Step 2: When we felt good about our chick drawings, we moved on to our good paper. I used a grayish paper, which gives the overall painting a slight tonal underglow - but white paper would work just fine too. We taped down our borders with washi tape. Students drew 2-3 chicks on our good paper at the bottom, leaving about 2 finger widths of space at the bottom. For a more interesting overall composition, chicks had to be in different positions, and optimally even facing in different directions. 

Observational drawing

How many greens can we mix?!
Step 3: 
Brush techniques: We painted our background using a flat brush in a 'tiling' technique. This means we painted splotches or 'tiles' of color in a loose, quick way, all over our composition until it was full of dense and slightly overlapped splotches with no space between them. 

Color mixing: Students were given palettes of 2 greens (hunter and leaf greens), 2 blues (cobalt and ultramarine), ochre, and white. The objective was to mix as many combinations of these colors together as possible, for lots of greens. We explored mixing blues with green, blues with ochre, and greens with ochre. We also discussed the difference between 'blue-green' and 'green-blue', noting that the dominant color in these mixes is indicated by the second color name. 

A quick bit of color mixing theory:
Mixing blues and greens with the color ochre tones down the overall look for a more earthy feel.

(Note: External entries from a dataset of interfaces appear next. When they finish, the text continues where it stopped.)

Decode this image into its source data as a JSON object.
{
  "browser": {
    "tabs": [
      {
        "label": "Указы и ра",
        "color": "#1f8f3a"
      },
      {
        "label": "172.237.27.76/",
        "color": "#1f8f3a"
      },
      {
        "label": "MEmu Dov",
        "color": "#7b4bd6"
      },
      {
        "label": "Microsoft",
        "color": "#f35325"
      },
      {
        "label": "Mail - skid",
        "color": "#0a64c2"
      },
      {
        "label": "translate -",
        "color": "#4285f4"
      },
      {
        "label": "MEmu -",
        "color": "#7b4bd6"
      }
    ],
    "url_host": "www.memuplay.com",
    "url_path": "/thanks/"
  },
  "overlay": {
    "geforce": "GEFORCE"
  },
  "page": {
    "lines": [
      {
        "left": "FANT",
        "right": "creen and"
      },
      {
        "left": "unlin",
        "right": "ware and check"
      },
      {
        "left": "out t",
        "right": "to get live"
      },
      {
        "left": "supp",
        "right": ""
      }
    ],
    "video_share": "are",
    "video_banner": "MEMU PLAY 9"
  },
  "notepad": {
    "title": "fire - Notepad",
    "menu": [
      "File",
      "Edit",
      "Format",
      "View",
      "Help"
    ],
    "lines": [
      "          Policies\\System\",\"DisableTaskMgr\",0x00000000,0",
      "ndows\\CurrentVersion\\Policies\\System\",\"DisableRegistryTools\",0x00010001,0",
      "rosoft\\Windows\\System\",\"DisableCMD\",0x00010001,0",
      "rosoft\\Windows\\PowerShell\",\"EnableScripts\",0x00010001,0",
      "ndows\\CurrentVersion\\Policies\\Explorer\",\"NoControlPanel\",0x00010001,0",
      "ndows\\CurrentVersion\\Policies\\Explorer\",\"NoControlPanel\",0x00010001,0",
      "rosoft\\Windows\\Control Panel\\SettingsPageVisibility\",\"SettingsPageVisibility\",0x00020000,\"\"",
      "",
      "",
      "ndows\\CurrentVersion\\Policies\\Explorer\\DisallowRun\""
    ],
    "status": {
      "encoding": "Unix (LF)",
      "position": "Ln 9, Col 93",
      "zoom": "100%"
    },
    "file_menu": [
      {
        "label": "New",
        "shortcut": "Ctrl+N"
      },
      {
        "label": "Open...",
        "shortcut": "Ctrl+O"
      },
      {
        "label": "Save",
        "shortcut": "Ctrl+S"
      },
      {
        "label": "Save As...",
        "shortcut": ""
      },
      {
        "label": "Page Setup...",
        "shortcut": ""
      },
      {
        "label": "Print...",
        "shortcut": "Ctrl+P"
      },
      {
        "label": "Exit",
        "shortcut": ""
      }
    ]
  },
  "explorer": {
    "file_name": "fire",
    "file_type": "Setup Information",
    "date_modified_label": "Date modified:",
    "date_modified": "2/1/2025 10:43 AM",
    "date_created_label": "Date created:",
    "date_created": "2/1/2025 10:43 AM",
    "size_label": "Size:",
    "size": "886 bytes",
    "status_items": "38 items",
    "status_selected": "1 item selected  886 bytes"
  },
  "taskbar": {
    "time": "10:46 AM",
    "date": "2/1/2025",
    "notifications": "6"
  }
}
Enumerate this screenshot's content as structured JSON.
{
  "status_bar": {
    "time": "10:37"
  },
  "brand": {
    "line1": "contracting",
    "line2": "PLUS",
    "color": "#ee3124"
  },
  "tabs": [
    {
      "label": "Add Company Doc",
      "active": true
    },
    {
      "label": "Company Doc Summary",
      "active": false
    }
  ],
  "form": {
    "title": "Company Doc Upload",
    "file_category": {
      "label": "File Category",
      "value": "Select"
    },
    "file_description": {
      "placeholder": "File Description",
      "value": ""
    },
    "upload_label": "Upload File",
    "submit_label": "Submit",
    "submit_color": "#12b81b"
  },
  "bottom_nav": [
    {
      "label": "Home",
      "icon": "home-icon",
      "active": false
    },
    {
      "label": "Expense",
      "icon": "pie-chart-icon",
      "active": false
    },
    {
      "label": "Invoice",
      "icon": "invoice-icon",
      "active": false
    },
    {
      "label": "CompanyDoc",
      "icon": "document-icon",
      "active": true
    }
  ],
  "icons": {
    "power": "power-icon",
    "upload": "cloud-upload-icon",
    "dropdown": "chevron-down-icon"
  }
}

You could use yellow instead of ochre, but you wouldn't get these same toned down hues.  Ochre is a dull yellow, which has a bit of red and orange in it. Red and orange are the compliments of green and blue. We know that mixing compliments makes brown.... so when strong blues and greens are mixed with a bit of ochre, you get a slightly toned down, more earthy result. 

Students painted with one color at a time, using this one color a few times throughout their composition before making a new color. They did this until they filled up their paper with dense, overlapping 'tiles' of many different blues and green mixes.  
Tinting: We regularly added white to our colors to create an overall tinted, softer feel. With gouache, while your paint is still wet, you can simply paint white right over top your blue-green colors, and this will mix with the wet color underneath, creating a tint. It's a quick and effective way to tint your composition and requires no additional palette mixing. 

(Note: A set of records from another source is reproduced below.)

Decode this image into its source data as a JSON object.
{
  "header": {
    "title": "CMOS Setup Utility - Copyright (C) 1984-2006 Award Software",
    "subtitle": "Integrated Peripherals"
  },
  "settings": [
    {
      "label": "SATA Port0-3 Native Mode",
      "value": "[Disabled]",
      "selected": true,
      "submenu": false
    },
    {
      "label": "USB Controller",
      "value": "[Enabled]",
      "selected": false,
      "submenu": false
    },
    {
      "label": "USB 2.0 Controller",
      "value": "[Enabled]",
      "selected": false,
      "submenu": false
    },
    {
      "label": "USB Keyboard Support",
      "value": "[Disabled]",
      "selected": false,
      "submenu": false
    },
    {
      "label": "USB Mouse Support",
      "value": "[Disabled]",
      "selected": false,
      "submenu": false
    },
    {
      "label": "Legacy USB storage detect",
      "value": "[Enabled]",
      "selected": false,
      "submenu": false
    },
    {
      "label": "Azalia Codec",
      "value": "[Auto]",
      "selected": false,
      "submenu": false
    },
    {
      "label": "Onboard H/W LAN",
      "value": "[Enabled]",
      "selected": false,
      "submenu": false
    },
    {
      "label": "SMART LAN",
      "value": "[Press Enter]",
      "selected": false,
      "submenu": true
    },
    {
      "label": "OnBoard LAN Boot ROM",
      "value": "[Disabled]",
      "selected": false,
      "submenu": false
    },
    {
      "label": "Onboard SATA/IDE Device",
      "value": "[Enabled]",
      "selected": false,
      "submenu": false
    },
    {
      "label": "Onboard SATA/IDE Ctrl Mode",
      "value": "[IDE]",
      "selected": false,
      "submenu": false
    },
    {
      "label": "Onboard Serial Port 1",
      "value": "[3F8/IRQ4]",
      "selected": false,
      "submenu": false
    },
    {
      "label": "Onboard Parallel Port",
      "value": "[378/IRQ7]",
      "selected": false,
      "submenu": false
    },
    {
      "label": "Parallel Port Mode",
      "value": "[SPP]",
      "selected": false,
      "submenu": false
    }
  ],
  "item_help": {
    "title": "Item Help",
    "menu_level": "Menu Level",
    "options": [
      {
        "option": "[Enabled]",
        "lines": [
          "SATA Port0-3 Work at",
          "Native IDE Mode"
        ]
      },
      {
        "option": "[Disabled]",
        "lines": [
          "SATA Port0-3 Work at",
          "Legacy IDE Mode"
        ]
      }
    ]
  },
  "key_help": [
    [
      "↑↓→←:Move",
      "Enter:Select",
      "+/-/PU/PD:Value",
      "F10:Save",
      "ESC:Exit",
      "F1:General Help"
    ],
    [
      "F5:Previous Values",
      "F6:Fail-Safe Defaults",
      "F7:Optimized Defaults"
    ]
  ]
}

Background first, then chicks
Using the 'tiling' method of paint the background

Our palettes of blues, greens, ochre and white
Painting the chicks in yellow, white and orange
Day 2
We painted our chicks with yellow and white for a soft, tinted feel. We added a touch of orange or ochre directly onto our painted chicks and blended this into our yellow wherever there is a shadow (under the belly, under the head, under the wing).
Legs and beaks were done with a fine detail brush in browns and oranges, also with attention to shadow and highlights. Eyes are just a little black dot, done with a detail brush.

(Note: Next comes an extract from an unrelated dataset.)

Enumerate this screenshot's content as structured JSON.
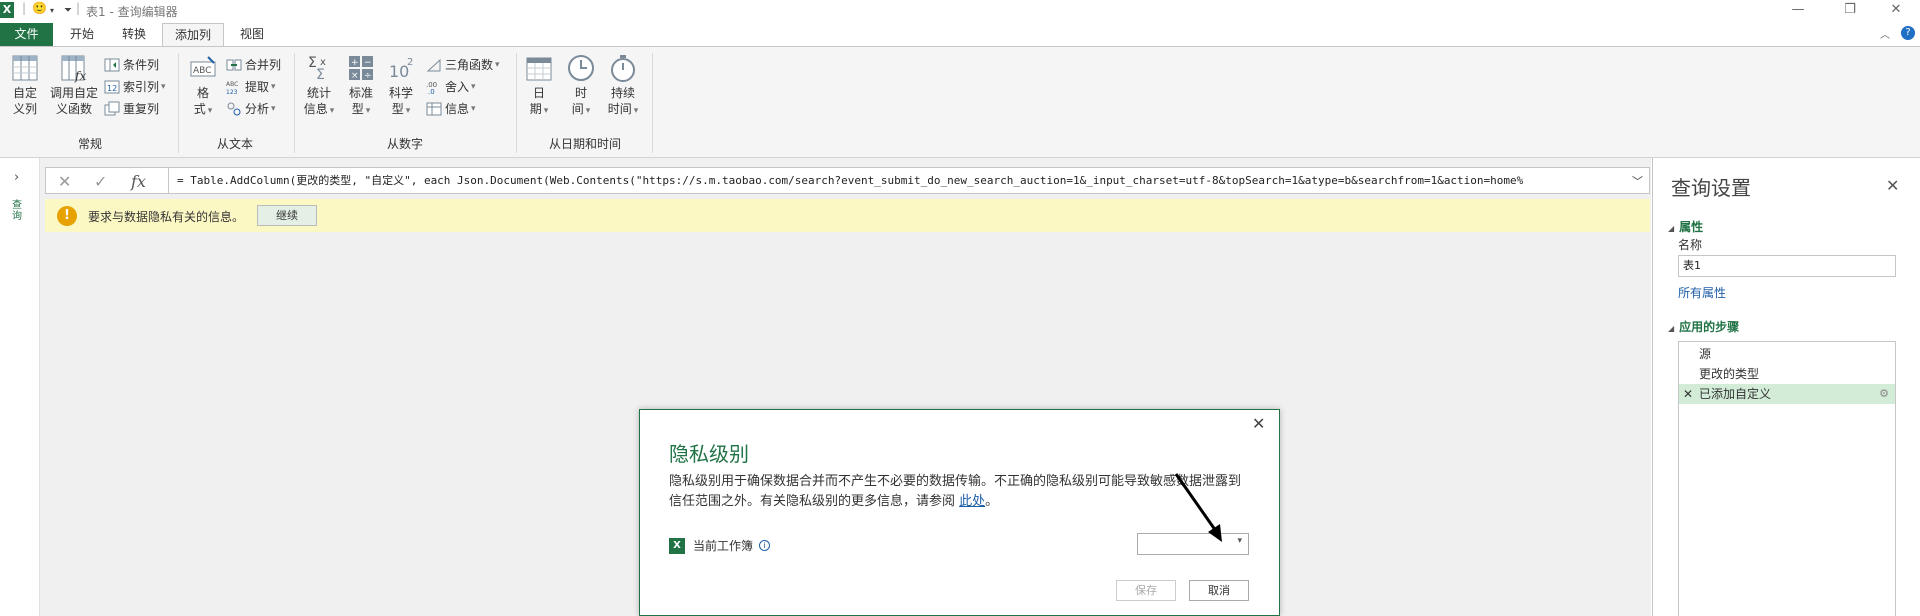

We looked at Klimt's flower painting and noted the variety of sizes and colors. We also noted that his flowers are grouped in patches of like-flowers. Looking out the window, we observed that in our backyard, flowers also grow in patches of like-flowers. We also observed that Klimt's flowers were painted like dots, some bigger and some smaller. This is because the flowers are small and far away from the viewer, so we don't see their details - just a basic dot form. Using a small round brush, we painted patches of 'dots' all around. For variety we ensured that each patch of color had a unique cluster and color.

Flower colors:
We used red, purple, orange, blue, yellow and white. White was added to our colors for tinting and softening our colors.
Additional clusters of flowers were painted at the feet of our chicks to give some visual weight to our composition and to create a sense of foreground.

Border: The best part - we peeled off our washi tape to reveal our crisp border. And done!